Monday, October 7, 2013
From the New York Times:
The case, from August 2012, is a rare example of a New Yorker’s being arrested on a weapons possession charge, a misdemeanor, for a dog.
Courts around the country have long grappled with the question of canine weaponization. Over the years, judges have mostly arrived at the same conclusion: if you use Fido as a weapon, he becomes one.
. . .
Prosecutors have found that courts will allow broad latitude for classifying ordinary objects as dangerous instruments, depending on the context in which they are used. Over the years in New York, that has included a belt, a wadded-up paper towel used as a gag, a baseball bat, a stickball bat and a spatula. And, in some cases, a dog.

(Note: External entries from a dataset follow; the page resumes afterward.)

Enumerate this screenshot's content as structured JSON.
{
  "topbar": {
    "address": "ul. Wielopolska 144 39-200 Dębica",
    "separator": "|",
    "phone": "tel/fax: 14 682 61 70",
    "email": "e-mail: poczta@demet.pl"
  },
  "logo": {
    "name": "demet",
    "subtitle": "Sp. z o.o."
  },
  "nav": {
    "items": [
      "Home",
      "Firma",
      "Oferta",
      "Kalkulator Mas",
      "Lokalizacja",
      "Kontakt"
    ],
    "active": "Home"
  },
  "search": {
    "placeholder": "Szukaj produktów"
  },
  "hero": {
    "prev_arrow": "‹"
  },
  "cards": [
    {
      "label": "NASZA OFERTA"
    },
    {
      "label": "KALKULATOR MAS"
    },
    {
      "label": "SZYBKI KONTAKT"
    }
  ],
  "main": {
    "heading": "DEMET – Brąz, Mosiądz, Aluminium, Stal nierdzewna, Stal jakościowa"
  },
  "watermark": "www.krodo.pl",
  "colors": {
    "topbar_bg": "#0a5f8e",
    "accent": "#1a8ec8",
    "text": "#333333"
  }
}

While it is not uncommon now to see convictions in dog attacks for assault with a deadly weapon, the question of whether a person can also be charged with weapons possession in such instances has been more muddled.